[[ PROVIDED INFORMATION open ]]

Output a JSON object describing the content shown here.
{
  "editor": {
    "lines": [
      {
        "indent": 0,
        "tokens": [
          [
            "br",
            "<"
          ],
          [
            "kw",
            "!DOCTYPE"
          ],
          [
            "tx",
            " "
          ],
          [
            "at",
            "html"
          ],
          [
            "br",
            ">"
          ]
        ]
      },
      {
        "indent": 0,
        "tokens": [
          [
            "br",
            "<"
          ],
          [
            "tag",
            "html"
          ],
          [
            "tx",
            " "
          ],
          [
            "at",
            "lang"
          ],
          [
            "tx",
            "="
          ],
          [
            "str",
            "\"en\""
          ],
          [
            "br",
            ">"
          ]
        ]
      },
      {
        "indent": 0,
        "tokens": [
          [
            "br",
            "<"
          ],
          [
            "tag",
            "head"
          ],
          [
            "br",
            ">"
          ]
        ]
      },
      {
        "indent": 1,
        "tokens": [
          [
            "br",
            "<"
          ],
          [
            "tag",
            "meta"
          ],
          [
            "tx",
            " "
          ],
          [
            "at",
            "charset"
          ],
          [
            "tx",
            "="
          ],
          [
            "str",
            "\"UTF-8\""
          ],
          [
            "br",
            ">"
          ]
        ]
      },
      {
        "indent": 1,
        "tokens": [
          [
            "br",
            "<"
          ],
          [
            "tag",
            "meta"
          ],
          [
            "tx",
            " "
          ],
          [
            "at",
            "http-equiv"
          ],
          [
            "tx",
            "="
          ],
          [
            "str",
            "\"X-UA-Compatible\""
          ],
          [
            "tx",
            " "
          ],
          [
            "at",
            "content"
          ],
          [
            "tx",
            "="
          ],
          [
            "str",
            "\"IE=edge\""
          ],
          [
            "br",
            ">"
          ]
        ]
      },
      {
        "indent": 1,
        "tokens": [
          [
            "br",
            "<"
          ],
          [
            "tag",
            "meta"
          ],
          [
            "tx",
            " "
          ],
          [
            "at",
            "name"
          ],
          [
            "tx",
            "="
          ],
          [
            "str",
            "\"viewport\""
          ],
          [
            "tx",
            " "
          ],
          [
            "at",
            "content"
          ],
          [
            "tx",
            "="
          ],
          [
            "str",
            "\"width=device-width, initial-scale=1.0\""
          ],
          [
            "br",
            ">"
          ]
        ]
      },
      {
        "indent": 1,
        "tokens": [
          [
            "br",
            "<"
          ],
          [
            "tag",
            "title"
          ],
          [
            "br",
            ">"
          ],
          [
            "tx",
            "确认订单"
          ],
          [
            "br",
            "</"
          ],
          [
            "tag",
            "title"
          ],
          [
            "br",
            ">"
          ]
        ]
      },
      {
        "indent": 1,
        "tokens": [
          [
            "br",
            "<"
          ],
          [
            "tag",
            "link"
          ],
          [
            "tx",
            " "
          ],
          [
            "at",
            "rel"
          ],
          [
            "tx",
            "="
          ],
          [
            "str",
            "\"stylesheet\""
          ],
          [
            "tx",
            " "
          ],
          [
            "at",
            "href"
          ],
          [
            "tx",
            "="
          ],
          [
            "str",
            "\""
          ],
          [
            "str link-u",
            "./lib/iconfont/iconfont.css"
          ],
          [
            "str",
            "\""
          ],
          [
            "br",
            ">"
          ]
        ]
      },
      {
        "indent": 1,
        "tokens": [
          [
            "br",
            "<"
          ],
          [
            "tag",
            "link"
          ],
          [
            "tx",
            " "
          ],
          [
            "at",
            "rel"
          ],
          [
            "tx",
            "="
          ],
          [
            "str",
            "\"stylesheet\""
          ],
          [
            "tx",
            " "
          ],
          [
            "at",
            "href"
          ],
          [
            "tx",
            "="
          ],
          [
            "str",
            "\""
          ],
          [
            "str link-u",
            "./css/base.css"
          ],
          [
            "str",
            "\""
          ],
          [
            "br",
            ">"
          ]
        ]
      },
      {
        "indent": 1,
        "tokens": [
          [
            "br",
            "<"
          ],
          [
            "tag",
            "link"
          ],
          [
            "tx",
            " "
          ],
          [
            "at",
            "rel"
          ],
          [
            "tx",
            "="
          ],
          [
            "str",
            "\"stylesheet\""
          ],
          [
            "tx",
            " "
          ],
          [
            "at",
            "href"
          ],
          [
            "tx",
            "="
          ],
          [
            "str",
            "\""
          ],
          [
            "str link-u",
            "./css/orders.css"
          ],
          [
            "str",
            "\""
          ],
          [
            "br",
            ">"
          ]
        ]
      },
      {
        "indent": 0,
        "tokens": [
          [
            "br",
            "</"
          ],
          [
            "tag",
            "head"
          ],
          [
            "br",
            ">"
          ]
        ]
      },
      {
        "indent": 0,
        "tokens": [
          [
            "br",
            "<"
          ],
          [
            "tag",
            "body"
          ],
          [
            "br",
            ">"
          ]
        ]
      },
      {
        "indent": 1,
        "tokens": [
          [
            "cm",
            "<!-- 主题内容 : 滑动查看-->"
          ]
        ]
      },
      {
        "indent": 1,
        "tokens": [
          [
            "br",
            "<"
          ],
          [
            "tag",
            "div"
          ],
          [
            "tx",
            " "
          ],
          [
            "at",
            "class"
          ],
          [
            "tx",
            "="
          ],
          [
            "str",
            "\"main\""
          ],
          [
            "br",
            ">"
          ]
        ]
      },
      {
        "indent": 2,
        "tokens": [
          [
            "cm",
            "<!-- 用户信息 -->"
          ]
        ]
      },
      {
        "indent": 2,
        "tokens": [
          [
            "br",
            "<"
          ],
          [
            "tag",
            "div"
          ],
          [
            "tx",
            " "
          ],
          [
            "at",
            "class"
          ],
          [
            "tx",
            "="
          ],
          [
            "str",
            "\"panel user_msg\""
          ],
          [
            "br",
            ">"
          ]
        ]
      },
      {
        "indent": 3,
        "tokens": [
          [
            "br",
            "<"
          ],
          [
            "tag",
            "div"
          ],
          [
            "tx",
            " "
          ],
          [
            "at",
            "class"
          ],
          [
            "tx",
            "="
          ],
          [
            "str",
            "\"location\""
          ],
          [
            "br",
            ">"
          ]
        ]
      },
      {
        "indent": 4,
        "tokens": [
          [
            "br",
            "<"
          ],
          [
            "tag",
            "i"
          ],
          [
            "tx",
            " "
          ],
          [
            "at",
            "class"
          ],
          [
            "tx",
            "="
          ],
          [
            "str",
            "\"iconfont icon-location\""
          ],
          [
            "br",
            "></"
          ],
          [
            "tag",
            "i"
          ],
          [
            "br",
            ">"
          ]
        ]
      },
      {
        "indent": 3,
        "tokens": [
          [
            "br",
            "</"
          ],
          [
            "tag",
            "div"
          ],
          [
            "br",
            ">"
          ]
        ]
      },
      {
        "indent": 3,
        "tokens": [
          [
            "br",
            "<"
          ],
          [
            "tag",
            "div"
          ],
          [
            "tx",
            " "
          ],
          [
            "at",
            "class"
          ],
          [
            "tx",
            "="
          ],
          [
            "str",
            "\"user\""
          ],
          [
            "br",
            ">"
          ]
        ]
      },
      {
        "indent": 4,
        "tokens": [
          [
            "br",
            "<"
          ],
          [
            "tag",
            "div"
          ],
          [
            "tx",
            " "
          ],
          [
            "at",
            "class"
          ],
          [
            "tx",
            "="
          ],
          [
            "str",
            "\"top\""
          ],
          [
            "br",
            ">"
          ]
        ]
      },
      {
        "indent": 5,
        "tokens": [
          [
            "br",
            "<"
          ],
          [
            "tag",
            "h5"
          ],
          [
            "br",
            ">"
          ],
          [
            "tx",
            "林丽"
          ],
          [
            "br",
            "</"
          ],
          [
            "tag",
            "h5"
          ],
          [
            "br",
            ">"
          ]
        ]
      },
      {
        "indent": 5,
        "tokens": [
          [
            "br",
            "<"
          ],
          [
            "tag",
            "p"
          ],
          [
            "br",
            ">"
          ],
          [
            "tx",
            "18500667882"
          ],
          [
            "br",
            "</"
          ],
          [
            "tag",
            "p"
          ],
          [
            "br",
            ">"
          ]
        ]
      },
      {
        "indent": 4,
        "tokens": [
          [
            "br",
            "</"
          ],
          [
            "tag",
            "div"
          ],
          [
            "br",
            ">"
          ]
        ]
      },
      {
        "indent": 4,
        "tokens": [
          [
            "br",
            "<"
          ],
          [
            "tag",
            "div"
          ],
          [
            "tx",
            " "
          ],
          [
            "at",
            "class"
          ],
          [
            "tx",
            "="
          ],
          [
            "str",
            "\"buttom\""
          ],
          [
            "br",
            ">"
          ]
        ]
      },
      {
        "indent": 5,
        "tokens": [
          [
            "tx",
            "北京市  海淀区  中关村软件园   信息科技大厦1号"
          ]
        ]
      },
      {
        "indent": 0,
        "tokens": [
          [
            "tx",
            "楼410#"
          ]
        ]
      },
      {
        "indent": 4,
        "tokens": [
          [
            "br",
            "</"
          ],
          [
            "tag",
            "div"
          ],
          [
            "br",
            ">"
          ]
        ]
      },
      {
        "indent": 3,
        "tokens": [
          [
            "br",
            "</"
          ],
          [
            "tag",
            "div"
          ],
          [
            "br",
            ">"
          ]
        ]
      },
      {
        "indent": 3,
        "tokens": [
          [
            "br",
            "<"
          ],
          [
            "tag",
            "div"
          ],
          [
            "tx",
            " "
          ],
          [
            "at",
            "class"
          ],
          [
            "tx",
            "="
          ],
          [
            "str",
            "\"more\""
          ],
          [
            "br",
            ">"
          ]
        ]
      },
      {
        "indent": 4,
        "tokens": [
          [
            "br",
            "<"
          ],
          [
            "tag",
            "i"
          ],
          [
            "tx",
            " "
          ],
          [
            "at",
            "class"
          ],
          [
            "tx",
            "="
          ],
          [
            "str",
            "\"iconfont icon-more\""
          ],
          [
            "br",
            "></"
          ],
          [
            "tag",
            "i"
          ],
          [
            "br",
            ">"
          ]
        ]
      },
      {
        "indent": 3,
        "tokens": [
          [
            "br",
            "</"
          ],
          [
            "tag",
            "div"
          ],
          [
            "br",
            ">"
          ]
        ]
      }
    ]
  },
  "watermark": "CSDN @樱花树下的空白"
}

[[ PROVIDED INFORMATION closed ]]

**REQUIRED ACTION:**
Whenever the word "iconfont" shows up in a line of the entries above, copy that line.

**TASK ANSWER:**
            "./lib/iconfont/iconfont.css"
            "\"iconfont icon-location\""
            "\"iconfont icon-more\""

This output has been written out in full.